» Source data
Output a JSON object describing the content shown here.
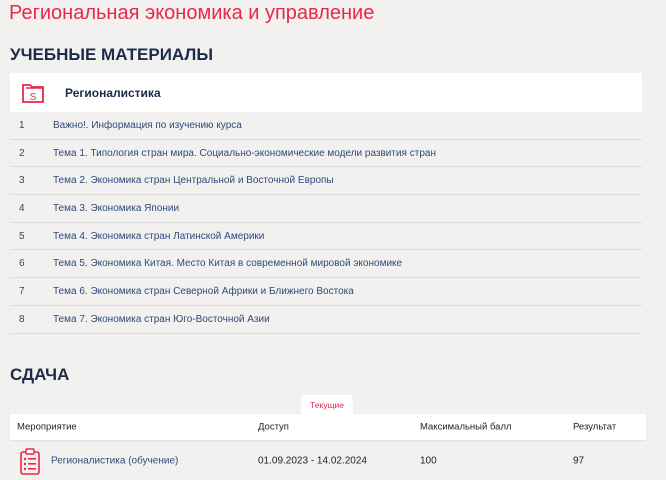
{
  "page_title": "Региональная экономика и управление",
  "materials": {
    "heading": "УЧЕБНЫЕ МАТЕРИАЛЫ",
    "course": "Регионалистика",
    "items": [
      {
        "n": "1",
        "label": "Важно!. Информация по изучению курса"
      },
      {
        "n": "2",
        "label": "Тема 1. Типология стран мира. Социально-экономические модели развития стран"
      },
      {
        "n": "3",
        "label": "Тема 2. Экономика стран Центральной и Восточной Европы"
      },
      {
        "n": "4",
        "label": "Тема 3. Экономика Японии"
      },
      {
        "n": "5",
        "label": "Тема 4. Экономика стран Латинской Америки"
      },
      {
        "n": "6",
        "label": "Тема 5. Экономика Китая. Место Китая в современной мировой экономике"
      },
      {
        "n": "7",
        "label": "Тема 6. Экономика стран Северной Африки и Ближнего Востока"
      },
      {
        "n": "8",
        "label": "Тема 7. Экономика стран Юго-Восточной Азии"
      }
    ]
  },
  "submission": {
    "heading": "СДАЧА",
    "tab": "Текущие",
    "columns": [
      "Мероприятие",
      "Доступ",
      "Максимальный балл",
      "Результат"
    ],
    "row": {
      "event": "Регионалистика (обучение)",
      "access": "01.09.2023 - 14.02.2024",
      "max": "100",
      "result": "97"
    }
  },
  "colors": {
    "accent": "#e8284a",
    "heading": "#1d2a4a",
    "link": "#2e4a7a"
  }
}
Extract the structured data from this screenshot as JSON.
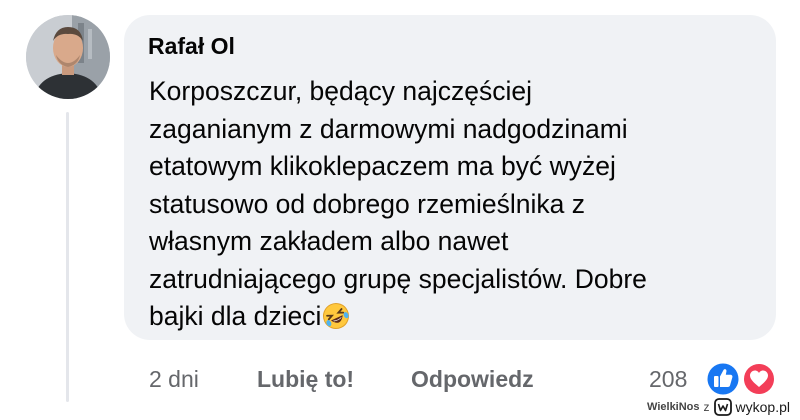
{
  "comment": {
    "author": "Rafał Ol",
    "lines": [
      "Korposzczur, będący najczęściej",
      "zaganianym z darmowymi nadgodzinami",
      "etatowym klikoklepaczem ma być wyżej",
      "statusowo od dobrego rzemieślnika z",
      "własnym zakładem albo nawet",
      "zatrudniającego grupę specjalistów. Dobre",
      "bajki dla dzieci"
    ],
    "emoji": "rolling-on-floor-laughing-emoji"
  },
  "actions": {
    "time": "2 dni",
    "like_label": "Lubię to!",
    "reply_label": "Odpowiedz",
    "reaction_count": "208",
    "reaction_icons": [
      "like-reaction-icon",
      "love-reaction-icon"
    ]
  },
  "watermark": {
    "user": "WielkiNos",
    "separator": "z",
    "brand": "wykop.pl"
  },
  "colors": {
    "bubble": "#f0f2f5",
    "secondary_text": "#65676b",
    "like_blue": "#1877f2",
    "love_red": "#f33e58"
  }
}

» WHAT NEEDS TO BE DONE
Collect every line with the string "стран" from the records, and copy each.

» RESPONSE BOX
        "label": "Тема 1. Типология стран мира. Социально-экономические модели развития стран"
        "label": "Тема 2. Экономика стран Центральной и Восточной Европы"
        "label": "Тема 4. Экономика стран Латинской Америки"
        "label": "Тема 6. Экономика стран Северной Африки и Ближнего Востока"
        "label": "Тема 7. Экономика стран Юго-Восточной Азии"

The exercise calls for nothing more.